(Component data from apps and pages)
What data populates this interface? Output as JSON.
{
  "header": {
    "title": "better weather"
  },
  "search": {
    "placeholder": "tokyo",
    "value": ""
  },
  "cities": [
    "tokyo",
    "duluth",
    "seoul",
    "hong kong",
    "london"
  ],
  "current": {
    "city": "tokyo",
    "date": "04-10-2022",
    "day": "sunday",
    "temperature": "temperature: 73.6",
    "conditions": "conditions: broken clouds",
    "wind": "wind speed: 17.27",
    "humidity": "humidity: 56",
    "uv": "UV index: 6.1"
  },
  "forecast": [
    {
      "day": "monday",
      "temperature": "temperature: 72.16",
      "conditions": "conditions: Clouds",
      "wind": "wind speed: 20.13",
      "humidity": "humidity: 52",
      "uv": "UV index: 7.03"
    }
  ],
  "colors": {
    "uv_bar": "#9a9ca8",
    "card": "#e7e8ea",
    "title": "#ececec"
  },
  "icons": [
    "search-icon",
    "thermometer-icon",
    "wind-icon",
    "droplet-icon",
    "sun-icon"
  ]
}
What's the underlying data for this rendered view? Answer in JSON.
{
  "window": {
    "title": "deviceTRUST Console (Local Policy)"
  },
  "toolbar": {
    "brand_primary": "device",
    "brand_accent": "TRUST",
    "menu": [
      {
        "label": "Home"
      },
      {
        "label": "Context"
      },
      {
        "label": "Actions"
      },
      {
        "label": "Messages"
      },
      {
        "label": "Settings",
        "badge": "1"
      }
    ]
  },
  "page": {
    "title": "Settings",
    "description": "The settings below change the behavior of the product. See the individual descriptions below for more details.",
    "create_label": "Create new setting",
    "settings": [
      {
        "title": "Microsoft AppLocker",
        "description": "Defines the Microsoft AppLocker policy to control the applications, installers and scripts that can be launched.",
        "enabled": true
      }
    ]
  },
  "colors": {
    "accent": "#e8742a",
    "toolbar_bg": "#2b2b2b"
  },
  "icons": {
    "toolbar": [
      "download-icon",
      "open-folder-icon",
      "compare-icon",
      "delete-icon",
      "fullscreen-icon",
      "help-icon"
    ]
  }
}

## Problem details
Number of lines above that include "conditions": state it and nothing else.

## Task result
2